Like Rodney Dangerfield, tortilla chips traditionally suffer from lack of respect. In Mexican concepts and pubs, baskets are typically given away free to munch with a drink until the food arrives. Even when chips are key to a menu item—like nachos—they’re secondary to the toppings. Yet the quality of a tortilla chip can make or break an eating experience. And customers seem to be getting fussier about their chips—whether they pay for them or not.
“People are more aware of authenticity and quality; they’re becoming connoisseurs,” claims Jose Castro, VP Foodservice-West Division of Olé Mexican Foods. To meet that heightened awareness, his company and other leading suppliers are producing chips that focus on flavor, texture and variety to meet a greater number of menu applications.
“When we started making chips, we wanted ones that weren’t too thin or too thick. Our goal was to preserve the corn taste and make sure they wouldn’t break easily,” he adds. Since then, the category has evolved to include chips in a range of thicknesses, colors and shapes.

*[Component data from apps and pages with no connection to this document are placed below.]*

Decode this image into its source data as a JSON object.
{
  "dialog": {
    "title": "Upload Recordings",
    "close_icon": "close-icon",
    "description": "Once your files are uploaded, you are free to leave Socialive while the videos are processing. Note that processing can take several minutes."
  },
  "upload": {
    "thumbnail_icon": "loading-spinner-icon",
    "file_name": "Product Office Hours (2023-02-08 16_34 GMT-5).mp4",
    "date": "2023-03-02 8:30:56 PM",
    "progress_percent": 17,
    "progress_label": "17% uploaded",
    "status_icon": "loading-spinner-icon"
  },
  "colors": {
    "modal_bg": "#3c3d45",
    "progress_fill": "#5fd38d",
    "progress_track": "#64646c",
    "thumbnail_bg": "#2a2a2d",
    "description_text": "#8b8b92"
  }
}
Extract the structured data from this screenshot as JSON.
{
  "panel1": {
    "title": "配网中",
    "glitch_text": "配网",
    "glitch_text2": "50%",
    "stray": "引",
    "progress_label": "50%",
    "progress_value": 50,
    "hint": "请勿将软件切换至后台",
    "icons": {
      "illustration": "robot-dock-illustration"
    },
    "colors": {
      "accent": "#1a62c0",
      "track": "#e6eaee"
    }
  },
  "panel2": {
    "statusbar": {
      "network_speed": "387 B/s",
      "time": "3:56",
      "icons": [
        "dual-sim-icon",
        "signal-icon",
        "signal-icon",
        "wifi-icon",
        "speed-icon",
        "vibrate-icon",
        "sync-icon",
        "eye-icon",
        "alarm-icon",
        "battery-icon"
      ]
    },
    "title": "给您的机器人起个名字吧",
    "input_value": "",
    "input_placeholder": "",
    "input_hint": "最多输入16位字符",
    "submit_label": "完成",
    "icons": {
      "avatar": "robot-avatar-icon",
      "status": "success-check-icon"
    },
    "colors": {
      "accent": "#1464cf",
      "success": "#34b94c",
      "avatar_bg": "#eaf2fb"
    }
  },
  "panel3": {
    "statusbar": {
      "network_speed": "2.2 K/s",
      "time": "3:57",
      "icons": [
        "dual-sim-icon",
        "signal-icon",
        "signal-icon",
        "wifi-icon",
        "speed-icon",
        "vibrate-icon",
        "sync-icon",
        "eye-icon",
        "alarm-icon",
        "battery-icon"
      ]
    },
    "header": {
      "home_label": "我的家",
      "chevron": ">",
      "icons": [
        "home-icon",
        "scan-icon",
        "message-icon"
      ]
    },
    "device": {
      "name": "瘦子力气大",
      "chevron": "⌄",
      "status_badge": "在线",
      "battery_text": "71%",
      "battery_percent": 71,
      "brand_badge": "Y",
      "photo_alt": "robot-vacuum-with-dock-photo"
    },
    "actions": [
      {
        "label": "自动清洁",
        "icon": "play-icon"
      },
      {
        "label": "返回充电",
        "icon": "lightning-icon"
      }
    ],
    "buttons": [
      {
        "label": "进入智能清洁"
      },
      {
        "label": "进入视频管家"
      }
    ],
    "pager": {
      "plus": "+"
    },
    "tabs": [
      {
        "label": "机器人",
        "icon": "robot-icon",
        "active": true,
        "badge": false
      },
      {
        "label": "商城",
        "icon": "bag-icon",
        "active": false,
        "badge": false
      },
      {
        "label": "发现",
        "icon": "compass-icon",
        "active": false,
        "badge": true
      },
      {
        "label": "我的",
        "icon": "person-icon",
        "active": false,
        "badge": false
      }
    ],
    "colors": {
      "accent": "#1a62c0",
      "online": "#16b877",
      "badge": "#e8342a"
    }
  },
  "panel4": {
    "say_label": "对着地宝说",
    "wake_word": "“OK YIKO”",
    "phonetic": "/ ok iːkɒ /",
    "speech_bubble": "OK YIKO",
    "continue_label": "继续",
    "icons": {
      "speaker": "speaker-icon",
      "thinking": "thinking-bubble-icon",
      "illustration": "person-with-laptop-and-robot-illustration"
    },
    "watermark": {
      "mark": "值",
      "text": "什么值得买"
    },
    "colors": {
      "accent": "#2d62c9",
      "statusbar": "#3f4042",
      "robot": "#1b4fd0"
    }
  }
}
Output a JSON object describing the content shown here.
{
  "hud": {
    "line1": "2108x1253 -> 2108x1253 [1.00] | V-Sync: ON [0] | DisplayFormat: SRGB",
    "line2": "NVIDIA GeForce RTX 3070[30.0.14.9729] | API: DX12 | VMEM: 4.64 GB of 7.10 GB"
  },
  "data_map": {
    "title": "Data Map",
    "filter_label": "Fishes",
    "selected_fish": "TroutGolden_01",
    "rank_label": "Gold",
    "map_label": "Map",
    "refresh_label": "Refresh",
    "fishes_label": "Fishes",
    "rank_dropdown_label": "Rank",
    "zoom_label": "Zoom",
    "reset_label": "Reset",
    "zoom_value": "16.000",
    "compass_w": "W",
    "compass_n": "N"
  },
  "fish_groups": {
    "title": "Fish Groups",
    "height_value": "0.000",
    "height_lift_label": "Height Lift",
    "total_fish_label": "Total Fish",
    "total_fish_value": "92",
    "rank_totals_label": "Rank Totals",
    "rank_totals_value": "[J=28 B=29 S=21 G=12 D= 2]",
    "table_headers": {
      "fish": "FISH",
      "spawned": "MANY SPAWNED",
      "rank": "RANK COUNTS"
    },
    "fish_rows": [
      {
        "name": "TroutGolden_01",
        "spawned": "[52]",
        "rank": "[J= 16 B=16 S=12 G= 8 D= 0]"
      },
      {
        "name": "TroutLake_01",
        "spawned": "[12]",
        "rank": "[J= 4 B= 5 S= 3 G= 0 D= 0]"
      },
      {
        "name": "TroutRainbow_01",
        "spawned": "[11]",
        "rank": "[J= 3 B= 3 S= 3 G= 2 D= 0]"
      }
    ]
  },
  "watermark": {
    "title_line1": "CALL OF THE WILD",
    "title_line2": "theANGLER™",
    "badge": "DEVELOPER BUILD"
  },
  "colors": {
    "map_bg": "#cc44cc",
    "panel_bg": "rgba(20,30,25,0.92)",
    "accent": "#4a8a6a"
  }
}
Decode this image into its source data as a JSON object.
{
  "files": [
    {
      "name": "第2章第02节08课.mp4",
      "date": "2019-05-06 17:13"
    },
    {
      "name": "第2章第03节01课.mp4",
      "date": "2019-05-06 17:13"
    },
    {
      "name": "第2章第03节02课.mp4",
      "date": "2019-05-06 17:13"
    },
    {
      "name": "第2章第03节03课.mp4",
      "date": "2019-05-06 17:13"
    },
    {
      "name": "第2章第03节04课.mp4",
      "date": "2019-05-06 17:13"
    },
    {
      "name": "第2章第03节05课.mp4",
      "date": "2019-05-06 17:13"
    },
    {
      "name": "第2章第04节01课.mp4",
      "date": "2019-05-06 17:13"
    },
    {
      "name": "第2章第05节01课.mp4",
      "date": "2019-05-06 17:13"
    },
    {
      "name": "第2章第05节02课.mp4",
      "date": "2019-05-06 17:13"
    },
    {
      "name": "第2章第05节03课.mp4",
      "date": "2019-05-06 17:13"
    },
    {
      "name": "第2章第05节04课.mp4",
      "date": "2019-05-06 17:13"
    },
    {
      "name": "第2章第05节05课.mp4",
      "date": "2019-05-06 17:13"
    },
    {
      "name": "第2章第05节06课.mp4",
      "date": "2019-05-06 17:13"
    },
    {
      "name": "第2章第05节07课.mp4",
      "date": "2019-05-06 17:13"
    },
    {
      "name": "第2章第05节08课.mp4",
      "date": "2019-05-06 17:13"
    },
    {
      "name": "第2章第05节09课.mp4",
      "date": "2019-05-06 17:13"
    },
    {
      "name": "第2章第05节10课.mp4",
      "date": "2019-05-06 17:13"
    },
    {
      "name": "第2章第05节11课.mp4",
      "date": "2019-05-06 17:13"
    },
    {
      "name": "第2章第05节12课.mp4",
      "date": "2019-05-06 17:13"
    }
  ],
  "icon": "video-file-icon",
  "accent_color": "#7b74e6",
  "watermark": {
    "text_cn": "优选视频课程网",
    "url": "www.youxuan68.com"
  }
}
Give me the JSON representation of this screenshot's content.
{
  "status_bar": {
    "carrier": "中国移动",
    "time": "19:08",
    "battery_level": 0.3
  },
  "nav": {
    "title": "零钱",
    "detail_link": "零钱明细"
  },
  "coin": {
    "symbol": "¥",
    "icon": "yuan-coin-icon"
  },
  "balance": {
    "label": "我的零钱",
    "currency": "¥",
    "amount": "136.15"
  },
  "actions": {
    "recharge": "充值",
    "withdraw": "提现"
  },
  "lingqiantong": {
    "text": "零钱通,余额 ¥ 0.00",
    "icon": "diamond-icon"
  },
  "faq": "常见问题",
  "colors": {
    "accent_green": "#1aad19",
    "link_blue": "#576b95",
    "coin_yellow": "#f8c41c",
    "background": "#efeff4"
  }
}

Chips are sold in two basic formats to foodservice: Pre-fried and Pre-cut Unfried, points out Robin Tobor, director of marketing for Mission Foodservice. Mission’s yellow and white corn pre-fried tortilla chips come in rounds or triangles, packed in six 2-pound bags to each 12-pound case. The company also sells mixed cases of tri-colored chips (red, white and blue), which are among the company’s top 10 sellers, as well as 3-ounce portion packs. But, she notes, “pre-cut unfried chips are a growing category. Operators like them because they come out to the table warm and homemade-looking.”
For unfried chips, the manufacturer cuts a sheeted corn tortilla into either strips, rounds or four or six wedges, and delivers them fresh to the restaurant. They can then be fried in the back-of-the house as needed; the unfried product has a shelf life of 75 days under refrigeration. “It used to be that many restaurants cut the tortillas themselves to make fresh chips. This product assures consistency and saves labor,” says Tobor. Castro agrees, adding “we’re now doing the most volume in our ready-to-fry chips.”
Chip thickness preferences vary by region and application. When an operator offers free chips with salsa, a thinner chip—which is less expensive—is usually the choice, says Castro. But when presentation is important, a studier chip is called for—frequently in a tri-color combo. “We have Sports Bar customers who even spec chips in team colors,” he says. “And one Irish Pub requested green chips to coordinate with their theme. We were able to customize for them.”
When evaluating a tortilla chip for quality, check for a corny flavor, crisp texture and fairly regular surface “without any big bubbles,” says Tobor. Test out the chip in its intended applications; if it breaks easy when dipped into guacamole or salsa, go for a slightly thicker product.